Far from inhabiting isolated pockets of dialect and behaviour, the characters in Moore’s stories are connected all over the globe: two local girls travelling in India take parts as extras in a Bollywood film; another brings home as a husband a “very, very rich Frenchman,” whose talents include opening champagne bottles with a machete. Moore’s characters are global citizens, as legitimately so as if they lived in Winnipeg or Rome. Weather happens outside the hairstylist’s window or the car windshield en route to a party. There are hints of another Newfoundland in a persistent icy drip from a ceiling, a church with its windows shot out, a hungry dog outside a trailer in the snow. However, when Moore invokes the outdoors, it is usually from a hammock or the deck of a yacht.

This accomplished, polished collection is Moore’s second. At the centre of most of the stories is a couple fully established in adulthood, yet not so far from childhood and adolescence as to have forgotten how it felt. Their partnership is strained by restlessness/another baby/a yen to move to Montreal. In one story a woman has a flamboyantly beautiful friend she wishes she were more like. Moore’s chararacters are realizing that wanting something badly is not necessarily enough to get it, that sometimes you just have to be open to what life brings. Sex matters. So does food.

The writing is powerfully visual, stripped of expository passages and stodgy quotation marks, moving headlong through story frames with a staccato he says/she says. Images intersect and overlap, setting up resonances. “Mouths, Open,” about a troubled holiday in Cuba, brings together waxwork figures of Ché and Castro (shouting revolution), the portraiture of Bernini (lips open as if to speak), and Italian transsexuals in a hotel pool (“inflated dolls ready-made for oral sex”).

Though every story is meticulously constructed, some are more formal in structure. The opener, “Melody,” consists of two balanced halves: the narrator’s friend has an abortion in university and gets on with life; decades later the narrator has a rotten tooth extracted and, in a desperate bid for security, marries the dentist, the courage of her youth having failed her.

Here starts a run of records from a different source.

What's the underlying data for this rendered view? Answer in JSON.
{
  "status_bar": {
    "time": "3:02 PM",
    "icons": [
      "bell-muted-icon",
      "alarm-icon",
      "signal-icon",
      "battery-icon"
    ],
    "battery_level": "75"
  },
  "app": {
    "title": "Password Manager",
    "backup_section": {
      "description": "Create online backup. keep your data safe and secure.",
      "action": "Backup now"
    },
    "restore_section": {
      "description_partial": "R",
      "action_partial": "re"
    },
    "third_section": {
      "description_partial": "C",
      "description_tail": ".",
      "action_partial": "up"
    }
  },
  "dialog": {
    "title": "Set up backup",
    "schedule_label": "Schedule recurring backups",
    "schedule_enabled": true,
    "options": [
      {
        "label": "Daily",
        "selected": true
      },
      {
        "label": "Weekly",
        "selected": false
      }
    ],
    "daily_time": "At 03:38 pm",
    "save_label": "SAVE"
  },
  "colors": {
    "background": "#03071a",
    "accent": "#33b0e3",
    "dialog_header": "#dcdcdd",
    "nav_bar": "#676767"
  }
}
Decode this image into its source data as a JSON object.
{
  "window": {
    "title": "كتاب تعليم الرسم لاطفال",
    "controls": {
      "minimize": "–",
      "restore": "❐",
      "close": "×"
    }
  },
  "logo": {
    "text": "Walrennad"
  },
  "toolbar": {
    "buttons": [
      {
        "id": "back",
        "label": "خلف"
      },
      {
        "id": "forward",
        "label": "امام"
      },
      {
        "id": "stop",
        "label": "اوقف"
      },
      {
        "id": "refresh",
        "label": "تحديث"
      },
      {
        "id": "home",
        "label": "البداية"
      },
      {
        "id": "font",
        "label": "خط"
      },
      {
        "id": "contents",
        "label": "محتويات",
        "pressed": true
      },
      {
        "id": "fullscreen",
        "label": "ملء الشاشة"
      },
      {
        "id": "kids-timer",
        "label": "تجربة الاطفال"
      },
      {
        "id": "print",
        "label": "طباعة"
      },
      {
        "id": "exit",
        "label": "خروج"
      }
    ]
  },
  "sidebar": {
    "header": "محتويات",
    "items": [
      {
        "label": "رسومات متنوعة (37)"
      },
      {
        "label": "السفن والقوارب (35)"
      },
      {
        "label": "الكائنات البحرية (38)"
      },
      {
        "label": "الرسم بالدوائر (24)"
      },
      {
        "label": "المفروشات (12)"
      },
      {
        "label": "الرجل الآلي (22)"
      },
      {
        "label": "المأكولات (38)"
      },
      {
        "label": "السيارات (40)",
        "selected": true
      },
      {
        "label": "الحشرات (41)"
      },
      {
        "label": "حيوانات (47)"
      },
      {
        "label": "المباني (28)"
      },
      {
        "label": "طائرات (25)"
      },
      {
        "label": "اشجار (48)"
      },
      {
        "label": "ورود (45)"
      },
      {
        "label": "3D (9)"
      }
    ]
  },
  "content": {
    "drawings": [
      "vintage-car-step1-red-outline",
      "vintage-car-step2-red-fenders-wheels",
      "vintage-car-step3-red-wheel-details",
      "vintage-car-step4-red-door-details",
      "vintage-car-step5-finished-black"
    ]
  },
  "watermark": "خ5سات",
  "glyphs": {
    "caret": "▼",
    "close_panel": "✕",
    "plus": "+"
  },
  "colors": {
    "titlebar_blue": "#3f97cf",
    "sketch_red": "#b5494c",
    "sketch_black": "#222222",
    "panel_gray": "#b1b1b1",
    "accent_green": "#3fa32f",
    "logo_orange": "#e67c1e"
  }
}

Sometimes Moore crowds interconnections in a single instant, like a life rewinding. A memorable example: 18-year-old Lyle picks up the phone to hear the voice of the 17-year-old girl he had unprotected sex with weeks before. Into this pivotal slice Moore brings the screech of oven hinges as his mother takes out a shepherd’s pie, the garburator eating carrots, the Jeopardy theme – and his microscopically detailed memory of first seeing the world through contact lenses, and fainting. Over and over Moore expands the universe, then shrinks it back to a beat of individual consciousness.

You might expect this style to eventually pall, but Moore’s riffs hold us rapt by being so arresting. During a holdup, for example, a jar of pickled eggs falls off a counter, and “fat, limbless,” they “trundle across the floor as if they have places to see.” Those eggs are like babies, washing out of the womb and off into lives of their own. Or Newfoundlanders off to see the world.

In “Natural Parents,” perhaps Open’s richest story, a man and his 11-year-old daughter spend a magic day on Conception Bay. They read through meals, near-oblivious to the sunny world around them, until the visit of a neighbouring boy jolts his father’s attention from his Heidegger. His daughter’s subsequent balletic dive into the long grass is lovely, breathtaking really, capturing a seismic shift between life stages.

Moore’s next life stage? She plans to write a novel set in Newfoundland and France. She has already mastered the short story. What will she do when she really stretches out?